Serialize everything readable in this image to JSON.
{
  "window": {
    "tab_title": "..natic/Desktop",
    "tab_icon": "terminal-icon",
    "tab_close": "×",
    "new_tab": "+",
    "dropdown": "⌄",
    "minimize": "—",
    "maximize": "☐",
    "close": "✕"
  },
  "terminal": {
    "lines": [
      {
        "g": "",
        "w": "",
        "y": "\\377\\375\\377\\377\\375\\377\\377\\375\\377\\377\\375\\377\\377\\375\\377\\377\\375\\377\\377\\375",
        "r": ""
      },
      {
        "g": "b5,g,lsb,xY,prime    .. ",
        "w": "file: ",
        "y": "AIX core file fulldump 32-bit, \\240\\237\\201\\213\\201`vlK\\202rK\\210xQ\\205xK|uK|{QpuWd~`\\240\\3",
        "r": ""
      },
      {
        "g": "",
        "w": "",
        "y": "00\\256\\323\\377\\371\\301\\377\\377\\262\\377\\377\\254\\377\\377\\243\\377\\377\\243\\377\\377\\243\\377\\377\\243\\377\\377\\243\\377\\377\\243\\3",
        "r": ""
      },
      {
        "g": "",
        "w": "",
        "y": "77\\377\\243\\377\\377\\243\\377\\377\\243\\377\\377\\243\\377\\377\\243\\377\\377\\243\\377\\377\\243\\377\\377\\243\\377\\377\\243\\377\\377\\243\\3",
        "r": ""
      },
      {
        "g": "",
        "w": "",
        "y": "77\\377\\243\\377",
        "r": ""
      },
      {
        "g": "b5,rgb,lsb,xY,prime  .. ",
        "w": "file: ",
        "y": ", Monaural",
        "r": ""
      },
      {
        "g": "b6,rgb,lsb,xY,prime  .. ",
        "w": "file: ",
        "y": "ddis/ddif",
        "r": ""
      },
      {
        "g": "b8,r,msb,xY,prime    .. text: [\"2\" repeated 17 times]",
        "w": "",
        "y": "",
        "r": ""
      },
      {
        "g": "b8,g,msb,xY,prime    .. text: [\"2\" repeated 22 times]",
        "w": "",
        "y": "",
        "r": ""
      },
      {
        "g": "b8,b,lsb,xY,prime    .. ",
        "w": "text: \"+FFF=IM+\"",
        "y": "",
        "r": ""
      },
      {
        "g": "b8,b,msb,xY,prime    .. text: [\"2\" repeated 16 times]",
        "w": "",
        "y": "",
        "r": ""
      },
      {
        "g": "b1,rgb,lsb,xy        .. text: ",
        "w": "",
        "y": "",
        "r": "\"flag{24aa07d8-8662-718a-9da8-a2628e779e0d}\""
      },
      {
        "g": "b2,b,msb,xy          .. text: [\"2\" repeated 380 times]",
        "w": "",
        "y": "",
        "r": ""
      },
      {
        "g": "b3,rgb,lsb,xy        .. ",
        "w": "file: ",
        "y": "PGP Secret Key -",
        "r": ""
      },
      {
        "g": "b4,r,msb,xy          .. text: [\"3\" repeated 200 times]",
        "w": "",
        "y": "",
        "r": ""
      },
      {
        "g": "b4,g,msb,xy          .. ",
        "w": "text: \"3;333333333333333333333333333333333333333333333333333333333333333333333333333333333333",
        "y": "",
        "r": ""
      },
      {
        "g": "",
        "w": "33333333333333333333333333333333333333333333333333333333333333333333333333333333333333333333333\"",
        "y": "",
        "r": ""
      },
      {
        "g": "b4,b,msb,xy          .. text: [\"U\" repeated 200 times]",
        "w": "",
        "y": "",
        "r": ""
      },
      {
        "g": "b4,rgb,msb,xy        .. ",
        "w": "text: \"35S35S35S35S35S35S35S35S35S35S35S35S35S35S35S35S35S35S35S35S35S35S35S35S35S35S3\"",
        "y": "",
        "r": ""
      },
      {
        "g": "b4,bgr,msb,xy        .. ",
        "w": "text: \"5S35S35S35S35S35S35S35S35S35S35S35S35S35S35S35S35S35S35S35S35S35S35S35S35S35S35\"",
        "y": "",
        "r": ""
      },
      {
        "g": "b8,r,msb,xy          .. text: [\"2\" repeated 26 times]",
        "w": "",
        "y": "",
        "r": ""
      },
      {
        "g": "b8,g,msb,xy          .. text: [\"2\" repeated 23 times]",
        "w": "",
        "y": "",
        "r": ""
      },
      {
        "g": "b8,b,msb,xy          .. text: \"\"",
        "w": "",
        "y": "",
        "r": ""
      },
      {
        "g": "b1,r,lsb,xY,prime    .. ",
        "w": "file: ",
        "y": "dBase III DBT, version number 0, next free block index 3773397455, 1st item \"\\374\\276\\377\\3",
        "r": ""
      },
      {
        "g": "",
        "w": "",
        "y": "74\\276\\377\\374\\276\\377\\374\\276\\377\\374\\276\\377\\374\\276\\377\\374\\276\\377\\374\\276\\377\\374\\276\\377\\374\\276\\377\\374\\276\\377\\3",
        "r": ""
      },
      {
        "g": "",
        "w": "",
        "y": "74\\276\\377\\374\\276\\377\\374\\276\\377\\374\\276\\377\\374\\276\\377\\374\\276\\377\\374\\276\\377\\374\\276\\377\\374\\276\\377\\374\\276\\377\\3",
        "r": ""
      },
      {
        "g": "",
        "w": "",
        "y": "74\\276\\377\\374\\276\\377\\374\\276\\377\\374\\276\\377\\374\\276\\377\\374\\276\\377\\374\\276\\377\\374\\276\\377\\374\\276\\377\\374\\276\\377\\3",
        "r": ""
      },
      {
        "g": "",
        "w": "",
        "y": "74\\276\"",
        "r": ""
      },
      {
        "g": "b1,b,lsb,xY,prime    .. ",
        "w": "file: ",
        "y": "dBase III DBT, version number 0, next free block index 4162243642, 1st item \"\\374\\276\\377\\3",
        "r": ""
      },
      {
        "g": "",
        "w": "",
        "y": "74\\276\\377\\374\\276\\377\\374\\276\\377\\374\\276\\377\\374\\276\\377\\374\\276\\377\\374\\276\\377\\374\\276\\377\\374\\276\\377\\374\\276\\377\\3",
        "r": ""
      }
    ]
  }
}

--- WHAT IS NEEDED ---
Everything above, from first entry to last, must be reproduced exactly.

--- RESPONSE ---
Serialize everything readable in this image to JSON.
{
  "window": {
    "tab_title": "..natic/Desktop",
    "tab_icon": "terminal-icon",
    "tab_close": "×",
    "new_tab": "+",
    "dropdown": "⌄",
    "minimize": "—",
    "maximize": "☐",
    "close": "✕"
  },
  "terminal": {
    "lines": [
      {
        "g": "",
        "w": "",
        "y": "\\377\\375\\377\\377\\375\\377\\377\\375\\377\\377\\375\\377\\377\\375\\377\\377\\375\\377\\377\\375",
        "r": ""
      },
      {
        "g": "b5,g,lsb,xY,prime    .. ",
        "w": "file: ",
        "y": "AIX core file fulldump 32-bit, \\240\\237\\201\\213\\201`vlK\\202rK\\210xQ\\205xK|uK|{QpuWd~`\\240\\3",
        "r": ""
      },
      {
        "g": "",
        "w": "",
        "y": "00\\256\\323\\377\\371\\301\\377\\377\\262\\377\\377\\254\\377\\377\\243\\377\\377\\243\\377\\377\\243\\377\\377\\243\\377\\377\\243\\377\\377\\243\\3",
        "r": ""
      },
      {
        "g": "",
        "w": "",
        "y": "77\\377\\243\\377\\377\\243\\377\\377\\243\\377\\377\\243\\377\\377\\243\\377\\377\\243\\377\\377\\243\\377\\377\\243\\377\\377\\243\\377\\377\\243\\3",
        "r": ""
      },
      {
        "g": "",
        "w": "",
        "y": "77\\377\\243\\377",
        "r": ""
      },
      {
        "g": "b5,rgb,lsb,xY,prime  .. ",
        "w": "file: ",
        "y": ", Monaural",
        "r": ""
      },
      {
        "g": "b6,rgb,lsb,xY,prime  .. ",
        "w": "file: ",
        "y": "ddis/ddif",
        "r": ""
      },
      {
        "g": "b8,r,msb,xY,prime    .. text: [\"2\" repeated 17 times]",
        "w": "",
        "y": "",
        "r": ""
      },
      {
        "g": "b8,g,msb,xY,prime    .. text: [\"2\" repeated 22 times]",
        "w": "",
        "y": "",
        "r": ""
      },
      {
        "g": "b8,b,lsb,xY,prime    .. ",
        "w": "text: \"+FFF=IM+\"",
        "y": "",
        "r": ""
      },
      {
        "g": "b8,b,msb,xY,prime    .. text: [\"2\" repeated 16 times]",
        "w": "",
        "y": "",
        "r": ""
      },
      {
        "g": "b1,rgb,lsb,xy        .. text: ",
        "w": "",
        "y": "",
        "r": "\"flag{24aa07d8-8662-718a-9da8-a2628e779e0d}\""
      },
      {
        "g": "b2,b,msb,xy          .. text: [\"2\" repeated 380 times]",
        "w": "",
        "y": "",
        "r": ""
      },
      {
        "g": "b3,rgb,lsb,xy        .. ",
        "w": "file: ",
        "y": "PGP Secret Key -",
        "r": ""
      },
      {
        "g": "b4,r,msb,xy          .. text: [\"3\" repeated 200 times]",
        "w": "",
        "y": "",
        "r": ""
      },
      {
        "g": "b4,g,msb,xy          .. ",
        "w": "text: \"3;333333333333333333333333333333333333333333333333333333333333333333333333333333333333",
        "y": "",
        "r": ""
      },
      {
        "g": "",
        "w": "33333333333333333333333333333333333333333333333333333333333333333333333333333333333333333333333\"",
        "y": "",
        "r": ""
      },
      {
        "g": "b4,b,msb,xy          .. text: [\"U\" repeated 200 times]",
        "w": "",
        "y": "",
        "r": ""
      },
      {
        "g": "b4,rgb,msb,xy        .. ",
        "w": "text: \"35S35S35S35S35S35S35S35S35S35S35S35S35S35S35S35S35S35S35S35S35S35S35S35S35S35S3\"",
        "y": "",
        "r": ""
      },
      {
        "g": "b4,bgr,msb,xy        .. ",
        "w": "text: \"5S35S35S35S35S35S35S35S35S35S35S35S35S35S35S35S35S35S35S35S35S35S35S35S35S35S35\"",
        "y": "",
        "r": ""
      },
      {
        "g": "b8,r,msb,xy          .. text: [\"2\" repeated 26 times]",
        "w": "",
        "y": "",
        "r": ""
      },
      {
        "g": "b8,g,msb,xy          .. text: [\"2\" repeated 23 times]",
        "w": "",
        "y": "",
        "r": ""
      },
      {
        "g": "b8,b,msb,xy          .. text: \"\"",
        "w": "",
        "y": "",
        "r": ""
      },
      {
        "g": "b1,r,lsb,xY,prime    .. ",
        "w": "file: ",
        "y": "dBase III DBT, version number 0, next free block index 3773397455, 1st item \"\\374\\276\\377\\3",
        "r": ""
      },
      {
        "g": "",
        "w": "",
        "y": "74\\276\\377\\374\\276\\377\\374\\276\\377\\374\\276\\377\\374\\276\\377\\374\\276\\377\\374\\276\\377\\374\\276\\377\\374\\276\\377\\374\\276\\377\\3",
        "r": ""
      },
      {
        "g": "",
        "w": "",
        "y": "74\\276\\377\\374\\276\\377\\374\\276\\377\\374\\276\\377\\374\\276\\377\\374\\276\\377\\374\\276\\377\\374\\276\\377\\374\\276\\377\\374\\276\\377\\3",
        "r": ""
      },
      {
        "g": "",
        "w": "",
        "y": "74\\276\\377\\374\\276\\377\\374\\276\\377\\374\\276\\377\\374\\276\\377\\374\\276\\377\\374\\276\\377\\374\\276\\377\\374\\276\\377\\374\\276\\377\\3",
        "r": ""
      },
      {
        "g": "",
        "w": "",
        "y": "74\\276\"",
        "r": ""
      },
      {
        "g": "b1,b,lsb,xY,prime    .. ",
        "w": "file: ",
        "y": "dBase III DBT, version number 0, next free block index 4162243642, 1st item \"\\374\\276\\377\\3",
        "r": ""
      },
      {
        "g": "",
        "w": "",
        "y": "74\\276\\377\\374\\276\\377\\374\\276\\377\\374\\276\\377\\374\\276\\377\\374\\276\\377\\374\\276\\377\\374\\276\\377\\374\\276\\377\\374\\276\\377\\3",
        "r": ""
      }
    ]
  }
}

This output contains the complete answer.